From the entries that follow, copy each line containing the word "this".

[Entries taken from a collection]
================================
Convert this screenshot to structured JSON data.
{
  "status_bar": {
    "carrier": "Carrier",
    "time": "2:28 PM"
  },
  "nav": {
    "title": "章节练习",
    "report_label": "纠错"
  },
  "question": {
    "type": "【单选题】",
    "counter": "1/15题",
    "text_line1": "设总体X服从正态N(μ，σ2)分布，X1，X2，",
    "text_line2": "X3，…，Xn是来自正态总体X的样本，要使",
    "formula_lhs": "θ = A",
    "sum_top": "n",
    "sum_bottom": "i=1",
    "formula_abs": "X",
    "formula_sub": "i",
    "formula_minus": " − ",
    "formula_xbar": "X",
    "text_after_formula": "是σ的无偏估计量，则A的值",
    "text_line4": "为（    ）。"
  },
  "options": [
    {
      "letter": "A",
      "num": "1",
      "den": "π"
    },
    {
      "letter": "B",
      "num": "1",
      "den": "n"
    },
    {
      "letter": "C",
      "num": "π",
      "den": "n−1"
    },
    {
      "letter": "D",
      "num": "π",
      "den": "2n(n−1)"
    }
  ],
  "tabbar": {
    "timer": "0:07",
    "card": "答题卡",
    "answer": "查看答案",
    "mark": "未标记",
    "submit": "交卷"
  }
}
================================
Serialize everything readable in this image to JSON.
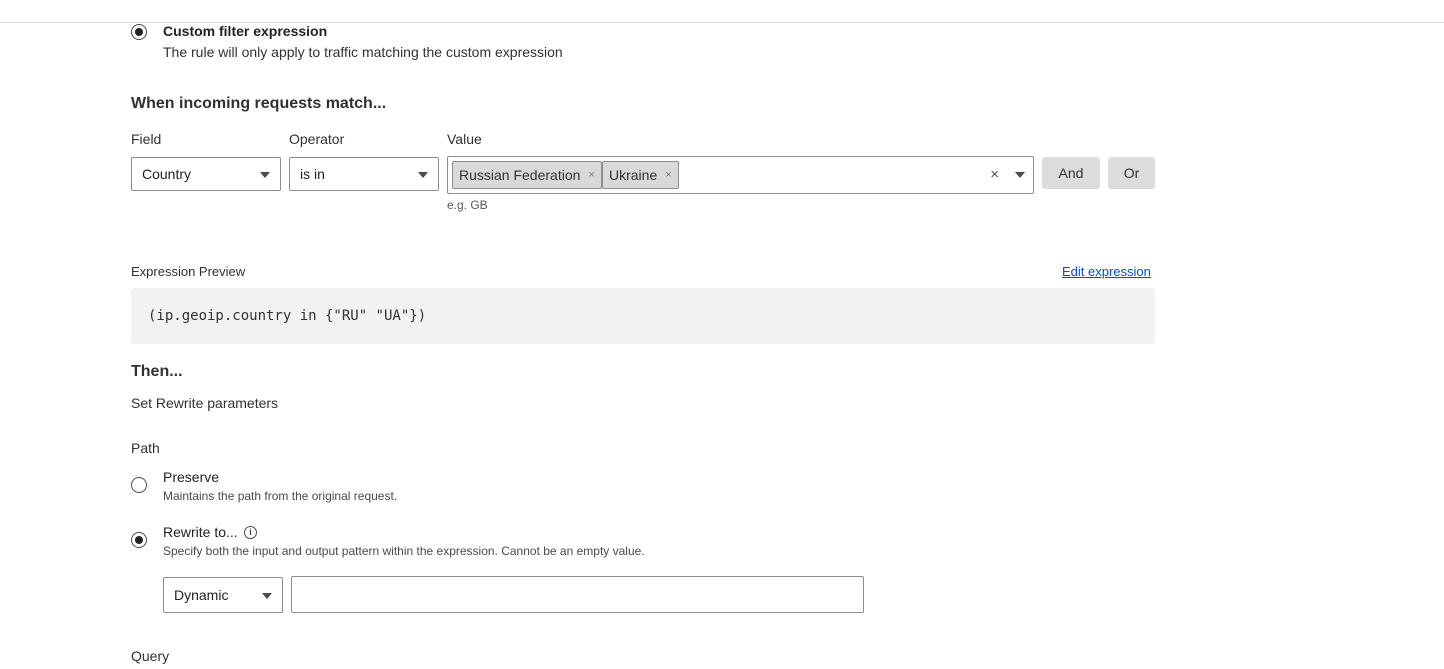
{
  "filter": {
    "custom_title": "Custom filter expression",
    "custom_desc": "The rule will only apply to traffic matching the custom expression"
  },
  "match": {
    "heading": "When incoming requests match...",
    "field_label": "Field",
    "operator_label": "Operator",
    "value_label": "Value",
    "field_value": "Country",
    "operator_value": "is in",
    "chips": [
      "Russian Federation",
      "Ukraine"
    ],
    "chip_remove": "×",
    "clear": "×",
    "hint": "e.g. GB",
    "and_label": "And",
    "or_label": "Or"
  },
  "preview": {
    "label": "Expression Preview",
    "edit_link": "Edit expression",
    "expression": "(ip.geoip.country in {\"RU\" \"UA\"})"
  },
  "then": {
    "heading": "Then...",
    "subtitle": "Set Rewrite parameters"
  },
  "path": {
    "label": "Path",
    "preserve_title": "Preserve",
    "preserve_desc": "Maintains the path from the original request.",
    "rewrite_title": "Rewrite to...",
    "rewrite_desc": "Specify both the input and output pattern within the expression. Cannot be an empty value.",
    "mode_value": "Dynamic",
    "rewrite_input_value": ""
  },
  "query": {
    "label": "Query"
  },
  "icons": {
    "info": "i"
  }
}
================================
# EXERCISE RESULT:
Convert this screenshot to structured JSON data.
Serialize everything readable in this image to JSON.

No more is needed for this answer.